## GOAL OF THE EXERCISE
Scan the listing below. Report each line that includes "data".

## EXERCISE MATERIAL
__________________________________________________

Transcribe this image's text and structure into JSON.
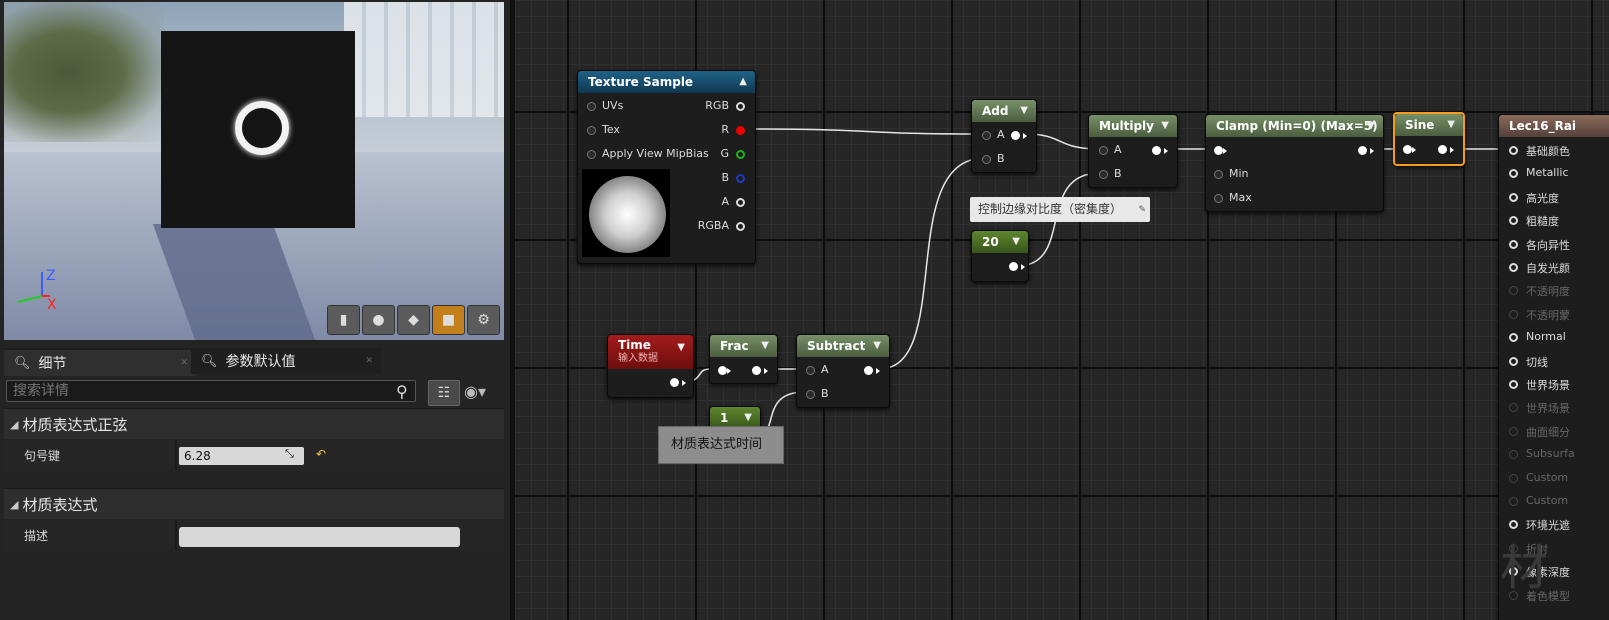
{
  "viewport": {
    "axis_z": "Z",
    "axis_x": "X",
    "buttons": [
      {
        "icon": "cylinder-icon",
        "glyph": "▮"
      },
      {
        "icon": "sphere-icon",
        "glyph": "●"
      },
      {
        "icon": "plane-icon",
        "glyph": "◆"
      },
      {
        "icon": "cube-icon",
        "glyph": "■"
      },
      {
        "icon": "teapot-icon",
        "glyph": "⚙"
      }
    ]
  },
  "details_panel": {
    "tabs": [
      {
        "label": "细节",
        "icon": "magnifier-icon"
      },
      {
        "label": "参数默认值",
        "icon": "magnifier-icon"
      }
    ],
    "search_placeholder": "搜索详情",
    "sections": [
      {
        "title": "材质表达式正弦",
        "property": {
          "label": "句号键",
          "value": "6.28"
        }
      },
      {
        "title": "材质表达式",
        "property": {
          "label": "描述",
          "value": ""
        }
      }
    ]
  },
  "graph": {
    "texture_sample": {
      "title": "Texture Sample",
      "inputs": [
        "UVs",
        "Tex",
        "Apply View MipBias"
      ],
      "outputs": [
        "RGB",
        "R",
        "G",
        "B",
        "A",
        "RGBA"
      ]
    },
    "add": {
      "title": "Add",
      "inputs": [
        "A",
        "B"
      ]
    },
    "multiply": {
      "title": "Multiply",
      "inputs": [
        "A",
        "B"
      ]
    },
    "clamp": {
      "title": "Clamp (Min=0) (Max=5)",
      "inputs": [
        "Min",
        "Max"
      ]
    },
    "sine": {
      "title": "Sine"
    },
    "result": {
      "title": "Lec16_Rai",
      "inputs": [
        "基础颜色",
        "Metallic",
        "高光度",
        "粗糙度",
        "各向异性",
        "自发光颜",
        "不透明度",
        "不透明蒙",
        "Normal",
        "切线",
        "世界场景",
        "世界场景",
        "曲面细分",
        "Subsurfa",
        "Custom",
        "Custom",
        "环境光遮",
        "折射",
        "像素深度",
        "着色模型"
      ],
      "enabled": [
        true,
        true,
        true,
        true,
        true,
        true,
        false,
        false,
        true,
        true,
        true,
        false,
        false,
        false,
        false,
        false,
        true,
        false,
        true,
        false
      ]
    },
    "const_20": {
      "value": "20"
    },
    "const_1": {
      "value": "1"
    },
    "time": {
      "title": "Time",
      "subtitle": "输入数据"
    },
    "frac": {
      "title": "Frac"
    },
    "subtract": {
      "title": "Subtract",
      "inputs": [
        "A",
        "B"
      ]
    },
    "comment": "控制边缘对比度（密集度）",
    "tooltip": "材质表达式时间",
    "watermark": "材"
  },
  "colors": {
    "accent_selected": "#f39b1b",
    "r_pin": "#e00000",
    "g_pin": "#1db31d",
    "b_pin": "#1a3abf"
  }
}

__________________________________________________

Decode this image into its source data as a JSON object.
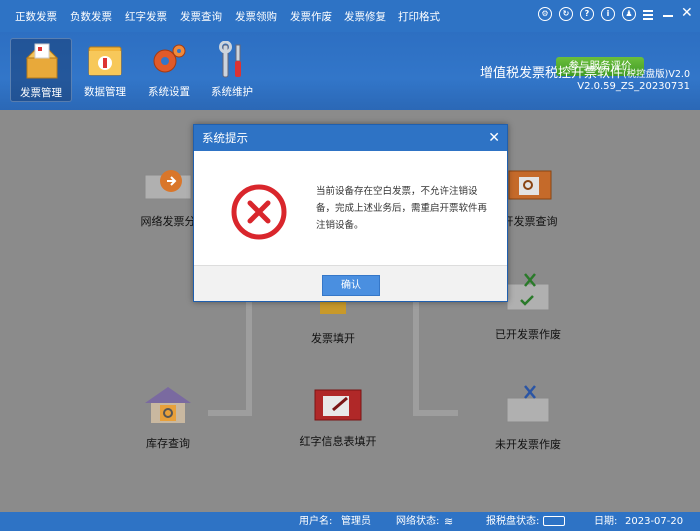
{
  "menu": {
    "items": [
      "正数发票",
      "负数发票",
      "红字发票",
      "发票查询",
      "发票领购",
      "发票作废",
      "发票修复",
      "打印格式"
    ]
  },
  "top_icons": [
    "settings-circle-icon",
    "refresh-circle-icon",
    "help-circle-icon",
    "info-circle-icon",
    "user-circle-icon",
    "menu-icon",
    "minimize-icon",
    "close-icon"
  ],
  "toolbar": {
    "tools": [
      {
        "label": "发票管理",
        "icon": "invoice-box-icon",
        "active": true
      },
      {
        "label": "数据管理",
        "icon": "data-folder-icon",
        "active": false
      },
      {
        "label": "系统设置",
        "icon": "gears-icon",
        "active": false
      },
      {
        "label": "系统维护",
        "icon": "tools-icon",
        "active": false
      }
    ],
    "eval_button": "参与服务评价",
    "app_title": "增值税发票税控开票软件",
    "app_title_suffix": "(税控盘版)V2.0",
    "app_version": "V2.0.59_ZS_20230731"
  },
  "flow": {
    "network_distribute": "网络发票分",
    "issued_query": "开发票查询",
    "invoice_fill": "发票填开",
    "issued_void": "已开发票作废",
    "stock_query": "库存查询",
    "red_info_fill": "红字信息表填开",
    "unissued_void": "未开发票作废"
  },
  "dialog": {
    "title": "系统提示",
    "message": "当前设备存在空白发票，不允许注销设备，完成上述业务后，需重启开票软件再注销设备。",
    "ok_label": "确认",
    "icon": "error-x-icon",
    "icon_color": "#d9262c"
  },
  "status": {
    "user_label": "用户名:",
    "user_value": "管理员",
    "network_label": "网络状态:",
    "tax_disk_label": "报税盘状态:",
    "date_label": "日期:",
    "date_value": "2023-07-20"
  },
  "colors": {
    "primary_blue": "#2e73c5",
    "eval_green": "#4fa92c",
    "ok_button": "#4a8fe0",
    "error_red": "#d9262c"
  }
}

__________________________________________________

## EXPECTED ANSWER
Decode this image into its source data as a JSON object.
        "icon": "data-folder-icon",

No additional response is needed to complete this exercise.